Using the records below, report how many lines include "data", and give no more than the number.

- - -

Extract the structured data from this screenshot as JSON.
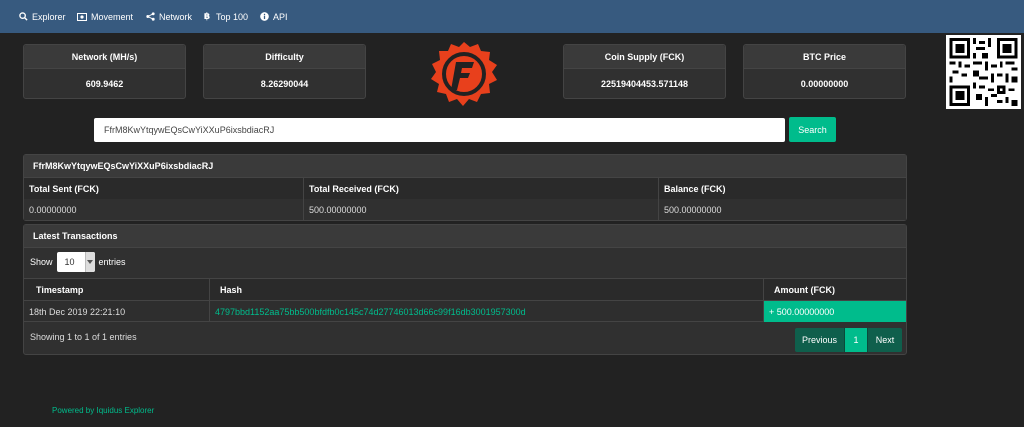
{
  "nav": {
    "items": [
      {
        "label": "Explorer",
        "icon": "search-icon"
      },
      {
        "label": "Movement",
        "icon": "money-icon"
      },
      {
        "label": "Network",
        "icon": "share-icon"
      },
      {
        "label": "Top 100",
        "icon": "bitcoin-icon"
      },
      {
        "label": "API",
        "icon": "info-icon"
      }
    ]
  },
  "stats": {
    "network": {
      "label": "Network (MH/s)",
      "value": "609.9462"
    },
    "difficulty": {
      "label": "Difficulty",
      "value": "8.26290044"
    },
    "supply": {
      "label": "Coin Supply (FCK)",
      "value": "22519404453.571148"
    },
    "btc": {
      "label": "BTC Price",
      "value": "0.00000000"
    }
  },
  "search": {
    "value": "FfrM8KwYtqywEQsCwYiXXuP6ixsbdiacRJ",
    "button_label": "Search"
  },
  "address": {
    "title": "FfrM8KwYtqywEQsCwYiXXuP6ixsbdiacRJ",
    "headers": [
      "Total Sent (FCK)",
      "Total Received (FCK)",
      "Balance (FCK)"
    ],
    "values": [
      "0.00000000",
      "500.00000000",
      "500.00000000"
    ]
  },
  "transactions": {
    "title": "Latest Transactions",
    "show_label": "Show",
    "page_size": "10",
    "entries_label": "entries",
    "headers": [
      "Timestamp",
      "Hash",
      "Amount (FCK)"
    ],
    "rows": [
      {
        "timestamp": "18th Dec 2019 22:21:10",
        "hash": "4797bbd1152aa75bb500bfdfb0c145c74d27746013d66c99f16db3001957300d",
        "amount": "+ 500.00000000"
      }
    ],
    "info": "Showing 1 to 1 of 1 entries",
    "pager": {
      "prev": "Previous",
      "current": "1",
      "next": "Next"
    }
  },
  "footer": {
    "text": "Powered by Iquidus Explorer"
  },
  "colors": {
    "accent": "#00bc8c",
    "navbar": "#375a7f",
    "background": "#222222"
  }
}
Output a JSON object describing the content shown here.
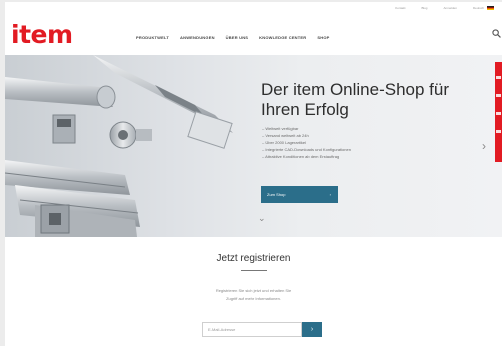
{
  "topbar": {
    "links": [
      "Kontakt",
      "Blog",
      "Anmelden",
      "Deutsch"
    ]
  },
  "header": {
    "logo": "item",
    "nav": [
      "PRODUKTWELT",
      "ANWENDUNGEN",
      "ÜBER UNS",
      "KNOWLEDGE CENTER",
      "SHOP"
    ]
  },
  "hero": {
    "headline": "Der item Online-Shop für Ihren Erfolg",
    "bullets": [
      "Weltweit verfügbar",
      "Versand weltweit ab 24h",
      "Über 2000 Lagerartikel",
      "Integrierte CAD-Downloads und Konfigurationen",
      "Attraktive Konditionen ab dem Erstauftrag"
    ],
    "button": "Zum Shop",
    "button_arrow": "›",
    "next_arrow": "›",
    "scroll_hint": "⌄"
  },
  "register": {
    "title": "Jetzt registrieren",
    "text_line1": "Registrieren Sie sich jetzt und erhalten Sie",
    "text_line2": "Zugriff auf mehr Informationen.",
    "input_placeholder": "E-Mail-Adresse",
    "submit": "›"
  },
  "colors": {
    "brand_red": "#e21b23",
    "accent_blue": "#2b6e8a"
  }
}
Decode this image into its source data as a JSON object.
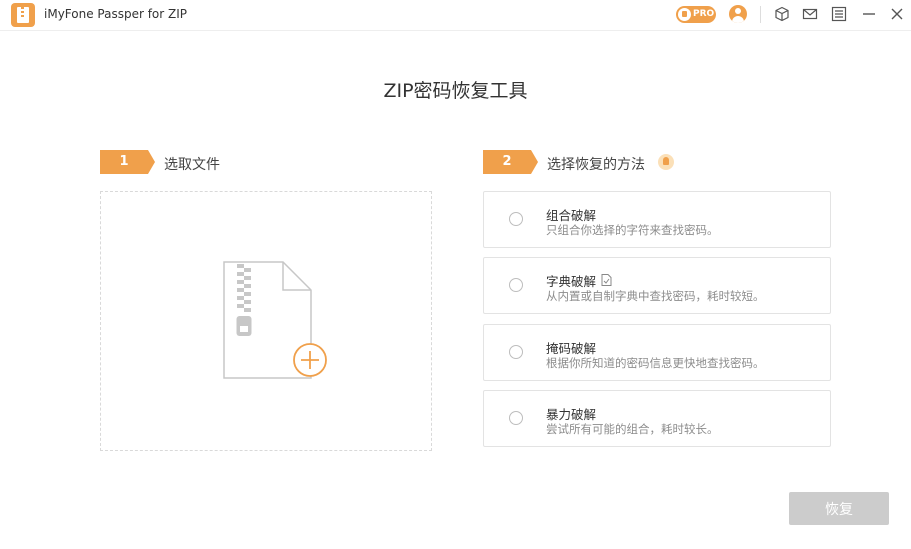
{
  "titlebar": {
    "title": "iMyFone Passper for ZIP",
    "pro_label": "PRO",
    "icons": [
      "app-logo",
      "pro-badge",
      "user-icon",
      "cube-icon",
      "mail-icon",
      "menu-icon",
      "minimize-icon",
      "close-icon"
    ]
  },
  "main": {
    "title": "ZIP密码恢复工具"
  },
  "step1": {
    "number": "1",
    "label": "选取文件"
  },
  "step2": {
    "number": "2",
    "label": "选择恢复的方法"
  },
  "options": [
    {
      "title": "组合破解",
      "desc": "只组合你选择的字符来查找密码。"
    },
    {
      "title": "字典破解",
      "desc": "从内置或自制字典中查找密码，耗时较短。"
    },
    {
      "title": "掩码破解",
      "desc": "根据你所知道的密码信息更快地查找密码。"
    },
    {
      "title": "暴力破解",
      "desc": "尝试所有可能的组合，耗时较长。"
    }
  ],
  "recover_button": {
    "label": "恢复"
  },
  "colors": {
    "accent": "#f0a04b",
    "disabled": "#cccccc",
    "border": "#e3e3e3"
  }
}
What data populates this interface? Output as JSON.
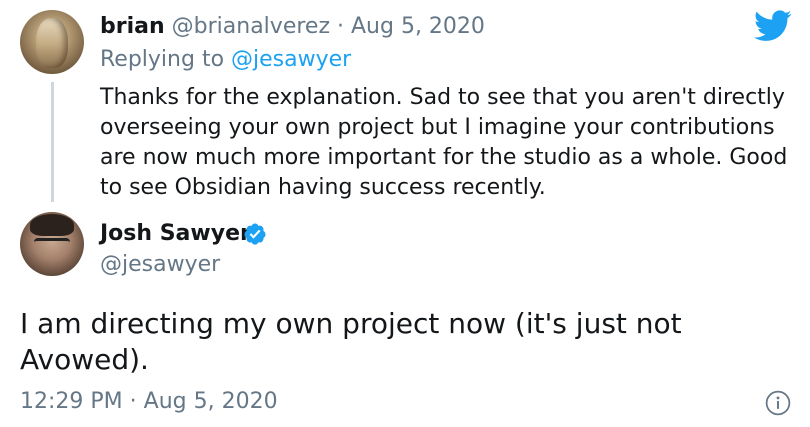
{
  "reply_tweet": {
    "display_name": "brian",
    "handle": "@brianalverez",
    "separator": "·",
    "date": "Aug 5, 2020",
    "replying_prefix": "Replying to",
    "replying_handle": "@jesawyer",
    "text": "Thanks for the explanation. Sad to see that you aren't directly overseeing your own project but I imagine your contributions are now much more important for the studio as a whole. Good to see Obsidian having success recently."
  },
  "main_tweet": {
    "display_name": "Josh Sawyer",
    "handle": "@jesawyer",
    "verified": true,
    "text": "I am directing my own project now (it's just not Avowed).",
    "time": "12:29 PM",
    "separator": "·",
    "date": "Aug 5, 2020"
  },
  "icons": {
    "brand": "twitter-bird-icon",
    "verified": "verified-badge-icon",
    "info": "info-icon"
  },
  "colors": {
    "brand_blue": "#1da1f2",
    "muted_text": "#657786",
    "primary_text": "#14171a",
    "thread_line": "#ccd6dd"
  }
}
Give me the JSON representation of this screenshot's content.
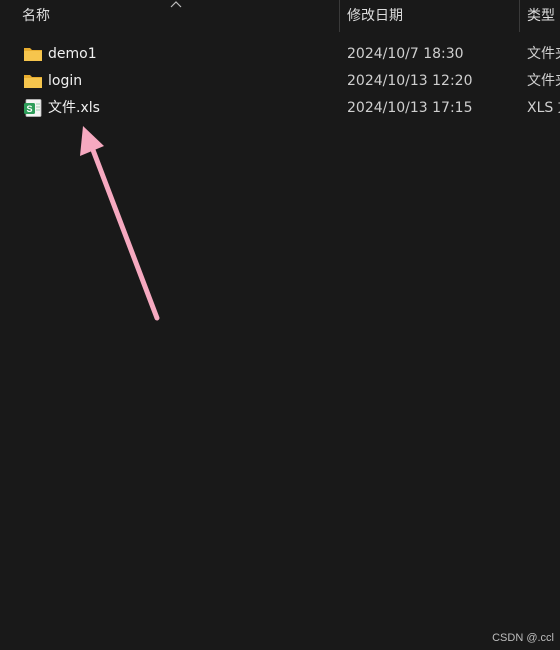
{
  "columns": {
    "name": "名称",
    "modified": "修改日期",
    "type": "类型"
  },
  "files": [
    {
      "name": "demo1",
      "modified": "2024/10/7 18:30",
      "type": "文件夹",
      "icon": "folder-icon"
    },
    {
      "name": "login",
      "modified": "2024/10/13 12:20",
      "type": "文件夹",
      "icon": "folder-icon"
    },
    {
      "name": "文件.xls",
      "modified": "2024/10/13 17:15",
      "type": "XLS 文件",
      "icon": "spreadsheet-icon"
    }
  ],
  "watermark": "CSDN @.ccl",
  "colors": {
    "background": "#191919",
    "folder": "#f4c14a",
    "spreadsheet": "#2e9d5a",
    "annotation_arrow": "#f6a9c0"
  }
}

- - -

▸ **OUTPUT FOR THIS TASK**
3